B.E. Kahn was honored, as a previously published poet in Bridges: A Jewish Feminist Journal, to have her work appear in the current , 21st Anniversary Issue,  in the company of such well known poets, writers as Alicia Ostriker, Alana Suskin, Irena Klepfisz , Helena Lipstadt and Laura Markowitz and many others. All were invited to correspond  with another previous contributor to the journal and to submit several poems and thoughts on Judaism, Israel, Feminism. B.E. Kahn and Elaine Batcher, of Canada, chose one another and their conversation ensued.  Vol.16, No 1  is the culminating print edition of Bridges. Plans for an online version are being sifted.

Some praise for the issue:
“This anniversary issue offers a unique format, bringing together past contributors in vibrant conversations ranging from the personal to the political and everything in between. With this issue, Bridges will continue to carry us forward.”
Evelyn Torton Beck

Bridges Has presented the best of Jewish Feminist creativity, insight, outrage, and collectivity for 21 years—always teaching, always inspiring, always forcing me to grow.”
Lawrence Bush, Editor, Jewish Currents

One of four of B.E. Kahn’s poems included in this issue:
A Train
A train to the Lithuanian border near skittles my father 
who’d just deserted the Czar’s army, conscript, eighteen, 
Jew hidden under the floor-length full skirt of a passenger. 
No tall tale this, his escape from soldiers who checked  

for runaways like him, terror sewn to his cap’s visor. A stoic 
woman beckoned as shield. Breath held and heartbeat skipped.

Beneath the woman’s skirt, he recalled in fast-reverse 
his comrade napping on duty. My father seized that gift, fled
the camp through the back of the tent which he, a tailor,
basted from outside to erase exit’s gap. Short, slim and fleet—

he ran through beloved birch forests and town to the station. 
Steps not pre-planned, the sole train of thought—free October light. 
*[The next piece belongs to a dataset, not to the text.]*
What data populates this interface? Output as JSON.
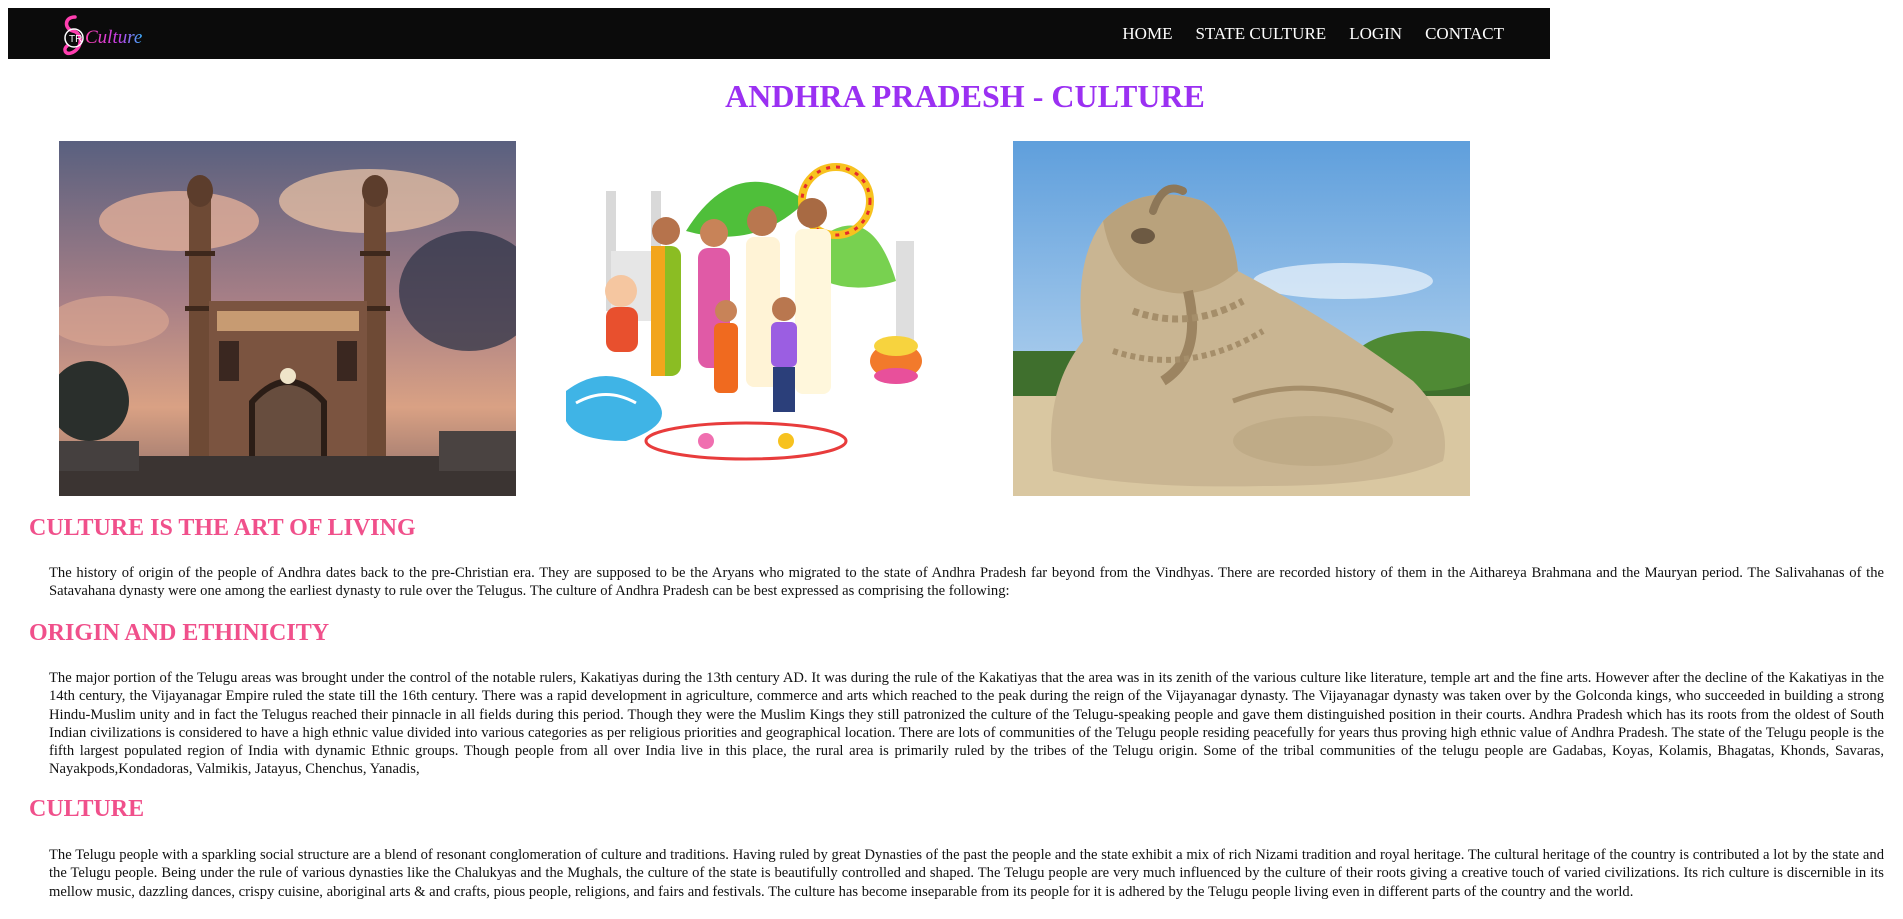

A train in Germany, boxcars dark, airless—herded humans 
living-hell-bound.  Barely alive, like dressmaker manikins—
not a stitch of extra with them—only the hair on their heads
and that, a temporary wealth. A train of zero destination.

“A” Train  the elegant Duke composes and thousands board its cars   
packed full of hope’s riffs—blue work days, nights played

with horn and key that try to jazz away the taste of strange fruit.
The hum of track drills into shoulders, tired and lifted.
Hair-raising, the truth of whipstitched lives song-and-shoestring-
danced-through, a threadbare patch quilt catching as catch can.
A train.

Bridges: A Jewish Feminist Journal

Copyright 2010